» **PROVIDED DATA**
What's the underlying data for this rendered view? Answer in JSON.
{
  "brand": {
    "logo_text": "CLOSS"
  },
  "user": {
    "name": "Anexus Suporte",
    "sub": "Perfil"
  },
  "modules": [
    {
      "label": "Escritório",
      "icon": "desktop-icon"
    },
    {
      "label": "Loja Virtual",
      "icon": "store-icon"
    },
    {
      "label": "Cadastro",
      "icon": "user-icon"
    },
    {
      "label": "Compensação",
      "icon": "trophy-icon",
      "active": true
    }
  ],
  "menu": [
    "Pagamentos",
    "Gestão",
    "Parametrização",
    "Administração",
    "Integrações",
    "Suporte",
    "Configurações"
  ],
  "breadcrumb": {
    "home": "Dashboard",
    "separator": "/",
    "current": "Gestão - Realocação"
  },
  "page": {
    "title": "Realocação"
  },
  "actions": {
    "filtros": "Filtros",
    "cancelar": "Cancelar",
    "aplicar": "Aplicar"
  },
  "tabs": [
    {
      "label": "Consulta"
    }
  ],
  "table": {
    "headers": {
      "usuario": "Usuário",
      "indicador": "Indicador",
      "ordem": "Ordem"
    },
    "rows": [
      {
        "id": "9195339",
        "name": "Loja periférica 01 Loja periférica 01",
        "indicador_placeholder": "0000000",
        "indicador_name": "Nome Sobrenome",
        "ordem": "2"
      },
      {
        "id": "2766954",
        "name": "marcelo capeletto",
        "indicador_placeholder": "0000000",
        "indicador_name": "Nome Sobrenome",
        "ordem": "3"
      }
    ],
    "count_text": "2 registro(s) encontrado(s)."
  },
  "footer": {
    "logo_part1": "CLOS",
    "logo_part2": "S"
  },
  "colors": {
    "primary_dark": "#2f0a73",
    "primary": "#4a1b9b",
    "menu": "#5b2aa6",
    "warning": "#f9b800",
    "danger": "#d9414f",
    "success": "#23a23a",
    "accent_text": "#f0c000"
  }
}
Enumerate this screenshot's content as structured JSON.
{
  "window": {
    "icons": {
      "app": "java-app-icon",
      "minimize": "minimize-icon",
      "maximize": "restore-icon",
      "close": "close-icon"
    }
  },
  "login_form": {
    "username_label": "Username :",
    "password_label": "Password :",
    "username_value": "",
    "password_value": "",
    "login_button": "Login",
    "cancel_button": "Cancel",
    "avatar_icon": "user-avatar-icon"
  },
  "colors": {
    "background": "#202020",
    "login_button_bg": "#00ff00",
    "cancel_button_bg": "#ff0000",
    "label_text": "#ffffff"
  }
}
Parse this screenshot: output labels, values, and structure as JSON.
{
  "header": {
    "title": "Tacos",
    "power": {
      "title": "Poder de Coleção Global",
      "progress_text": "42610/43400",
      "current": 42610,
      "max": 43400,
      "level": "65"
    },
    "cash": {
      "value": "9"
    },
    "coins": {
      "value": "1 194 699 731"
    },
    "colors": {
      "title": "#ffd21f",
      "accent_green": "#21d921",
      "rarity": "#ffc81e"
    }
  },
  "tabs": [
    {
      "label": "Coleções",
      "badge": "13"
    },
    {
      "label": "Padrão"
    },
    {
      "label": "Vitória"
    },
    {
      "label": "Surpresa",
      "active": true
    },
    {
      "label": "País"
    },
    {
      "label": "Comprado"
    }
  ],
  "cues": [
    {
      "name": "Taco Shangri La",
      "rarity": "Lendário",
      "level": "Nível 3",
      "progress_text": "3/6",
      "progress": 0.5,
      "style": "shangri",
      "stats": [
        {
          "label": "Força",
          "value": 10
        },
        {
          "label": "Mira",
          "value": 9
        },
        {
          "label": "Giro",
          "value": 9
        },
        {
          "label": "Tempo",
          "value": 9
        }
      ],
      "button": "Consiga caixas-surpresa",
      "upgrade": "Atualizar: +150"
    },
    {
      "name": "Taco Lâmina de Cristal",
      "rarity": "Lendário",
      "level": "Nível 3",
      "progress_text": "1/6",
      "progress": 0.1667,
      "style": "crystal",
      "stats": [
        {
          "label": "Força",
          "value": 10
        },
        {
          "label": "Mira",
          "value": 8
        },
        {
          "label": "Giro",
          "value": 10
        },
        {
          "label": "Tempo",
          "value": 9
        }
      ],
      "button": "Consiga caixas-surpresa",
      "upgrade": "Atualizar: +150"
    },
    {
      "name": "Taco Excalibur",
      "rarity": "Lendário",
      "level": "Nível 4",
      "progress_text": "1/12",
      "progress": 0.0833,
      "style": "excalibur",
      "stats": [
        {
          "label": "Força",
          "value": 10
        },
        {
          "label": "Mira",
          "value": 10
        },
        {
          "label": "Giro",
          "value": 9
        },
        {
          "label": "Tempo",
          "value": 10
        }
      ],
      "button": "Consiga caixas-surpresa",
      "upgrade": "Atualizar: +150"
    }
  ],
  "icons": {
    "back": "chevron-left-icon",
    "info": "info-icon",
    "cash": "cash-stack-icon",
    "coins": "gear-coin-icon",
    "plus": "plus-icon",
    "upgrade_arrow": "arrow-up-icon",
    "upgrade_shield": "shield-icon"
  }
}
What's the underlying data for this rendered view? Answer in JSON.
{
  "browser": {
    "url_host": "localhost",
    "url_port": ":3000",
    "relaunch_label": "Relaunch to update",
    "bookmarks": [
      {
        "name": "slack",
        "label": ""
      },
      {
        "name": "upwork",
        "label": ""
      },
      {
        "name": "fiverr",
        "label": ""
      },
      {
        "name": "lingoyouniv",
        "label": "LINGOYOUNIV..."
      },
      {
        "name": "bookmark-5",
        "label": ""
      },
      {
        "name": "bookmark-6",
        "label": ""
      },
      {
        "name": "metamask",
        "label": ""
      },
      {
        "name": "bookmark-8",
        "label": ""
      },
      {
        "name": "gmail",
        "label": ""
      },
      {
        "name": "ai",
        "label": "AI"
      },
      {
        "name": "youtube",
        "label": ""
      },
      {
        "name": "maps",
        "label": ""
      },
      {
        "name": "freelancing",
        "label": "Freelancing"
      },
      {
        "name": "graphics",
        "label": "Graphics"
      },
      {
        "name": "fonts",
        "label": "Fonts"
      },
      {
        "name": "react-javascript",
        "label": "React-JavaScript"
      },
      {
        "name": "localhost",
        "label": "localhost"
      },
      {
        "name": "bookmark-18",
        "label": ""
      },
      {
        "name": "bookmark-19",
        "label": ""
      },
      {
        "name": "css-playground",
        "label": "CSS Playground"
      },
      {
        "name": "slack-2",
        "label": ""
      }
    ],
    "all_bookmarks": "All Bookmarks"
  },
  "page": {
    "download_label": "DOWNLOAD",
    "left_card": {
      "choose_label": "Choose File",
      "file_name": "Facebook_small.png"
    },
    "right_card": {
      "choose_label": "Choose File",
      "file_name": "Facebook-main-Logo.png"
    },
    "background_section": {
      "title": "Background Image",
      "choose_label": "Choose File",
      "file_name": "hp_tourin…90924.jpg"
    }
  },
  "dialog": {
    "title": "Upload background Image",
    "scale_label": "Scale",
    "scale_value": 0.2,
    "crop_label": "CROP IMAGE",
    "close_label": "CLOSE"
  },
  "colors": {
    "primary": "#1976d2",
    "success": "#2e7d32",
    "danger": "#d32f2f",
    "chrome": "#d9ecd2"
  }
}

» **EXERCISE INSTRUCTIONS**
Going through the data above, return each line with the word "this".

» **ANSWER BOX**
What's the underlying data for this rendered view? Answer in JSON.
Enumerate this screenshot's content as structured JSON.
Parse this screenshot: output labels, values, and structure as JSON.
What's the underlying data for this rendered view? Answer in JSON.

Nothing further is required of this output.